David Sheffler (MAE, ’87) maintains that there is nothing wrong with traditional textbook-driven learning — and he should know. A 20-year veteran of the aerospace industry, Sheffler depends on his knowledge of fundamental engineering principles every day. At the same time, he understands that hands-on learning is important, too. “Design is what gives students a chance to apply those principles.” When Sheffler returned from the aerospace private sector to the department to teach courses on jet engines, he decided to build the course content around design. “Solving real-world problems with real objects and real constraints gives students an appreciation for how engineering is really practiced,” he says. His students have built an impressive working replica of the Rolls-Royce AE3007 turbofan jet engine using a 3-D printer in the department’s state of the art Rapid-Prototyping Laboratory. Rather than using jet fuel, the engine is powered by compressed air. The alternate fuel source required the students to design a manifold to properly supply and distribute the air to the turbine applying the actual stress and vibratory constraints used in designing real engines.
These students’ experience is not unusual. Opportunities to take on a design challenge abound in the department — and in most cases they are directly related to a faculty member’s research. With a Multidisciplinary University Research Initiative award from the Department of Defense, Associate Professor Hilary Bart-Smith is investigating the fundamental issues needed to develop undersea vessels that move with the effortless agility and precision of manta rays.

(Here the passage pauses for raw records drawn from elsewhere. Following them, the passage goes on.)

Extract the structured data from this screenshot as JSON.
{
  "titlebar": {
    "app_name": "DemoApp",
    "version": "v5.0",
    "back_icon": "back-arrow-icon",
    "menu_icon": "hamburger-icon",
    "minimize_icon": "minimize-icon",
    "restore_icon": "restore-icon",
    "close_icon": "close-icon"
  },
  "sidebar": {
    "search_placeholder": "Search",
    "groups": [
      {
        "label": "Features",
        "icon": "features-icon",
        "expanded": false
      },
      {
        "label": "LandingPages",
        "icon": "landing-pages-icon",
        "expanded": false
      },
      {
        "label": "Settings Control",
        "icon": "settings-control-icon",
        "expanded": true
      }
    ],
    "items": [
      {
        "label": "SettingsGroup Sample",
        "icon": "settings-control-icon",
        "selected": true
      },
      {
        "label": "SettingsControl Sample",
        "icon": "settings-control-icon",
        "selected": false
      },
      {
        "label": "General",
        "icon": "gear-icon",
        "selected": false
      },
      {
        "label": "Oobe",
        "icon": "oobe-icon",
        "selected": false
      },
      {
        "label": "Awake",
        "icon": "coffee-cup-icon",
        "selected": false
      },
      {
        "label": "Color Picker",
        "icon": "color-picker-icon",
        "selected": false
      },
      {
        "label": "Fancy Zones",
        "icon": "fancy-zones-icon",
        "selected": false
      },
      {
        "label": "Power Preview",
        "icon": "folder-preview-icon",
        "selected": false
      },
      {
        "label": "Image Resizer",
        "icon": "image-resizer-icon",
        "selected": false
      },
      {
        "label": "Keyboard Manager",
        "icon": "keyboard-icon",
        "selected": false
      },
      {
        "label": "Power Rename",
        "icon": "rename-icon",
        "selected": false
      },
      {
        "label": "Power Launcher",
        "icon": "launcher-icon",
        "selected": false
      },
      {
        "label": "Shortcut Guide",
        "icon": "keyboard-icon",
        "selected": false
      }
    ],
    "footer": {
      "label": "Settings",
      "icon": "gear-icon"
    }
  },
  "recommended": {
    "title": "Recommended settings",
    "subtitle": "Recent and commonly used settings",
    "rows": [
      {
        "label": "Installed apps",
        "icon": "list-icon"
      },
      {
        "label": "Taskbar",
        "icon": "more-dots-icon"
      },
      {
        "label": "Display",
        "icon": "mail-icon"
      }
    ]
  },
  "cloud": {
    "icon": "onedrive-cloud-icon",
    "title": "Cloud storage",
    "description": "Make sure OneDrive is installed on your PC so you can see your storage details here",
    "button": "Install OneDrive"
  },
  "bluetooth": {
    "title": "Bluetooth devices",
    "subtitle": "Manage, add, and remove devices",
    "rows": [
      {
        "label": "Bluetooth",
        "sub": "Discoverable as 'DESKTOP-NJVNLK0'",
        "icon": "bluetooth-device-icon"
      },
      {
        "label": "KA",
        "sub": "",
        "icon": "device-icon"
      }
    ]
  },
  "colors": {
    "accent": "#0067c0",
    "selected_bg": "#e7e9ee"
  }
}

Along with Professor Hossein Haj-Hariri, a co-investigator on the project, she supervised a year-long senior engineering class that built a manta ray robot based on her findings. Other design opportunities are found with Professor James McDaniel, who has organized his aircraft design classes around NASA’s annual design competition for college students. His classes have placed either first, second or third every year but one — for 18 years — and have continued to outperform schools with larger aerospace departments, like Georgia Tech and Virginia Tech. This year, the students took first place for their design of an environmentally friendly airplane that could be produced by 2020. “One of the things that students learn over the course of the year is that there are no correct answers in design,” McDaniel says. “Rather, there are compromises made as engineers strive to produce an optimal final product.”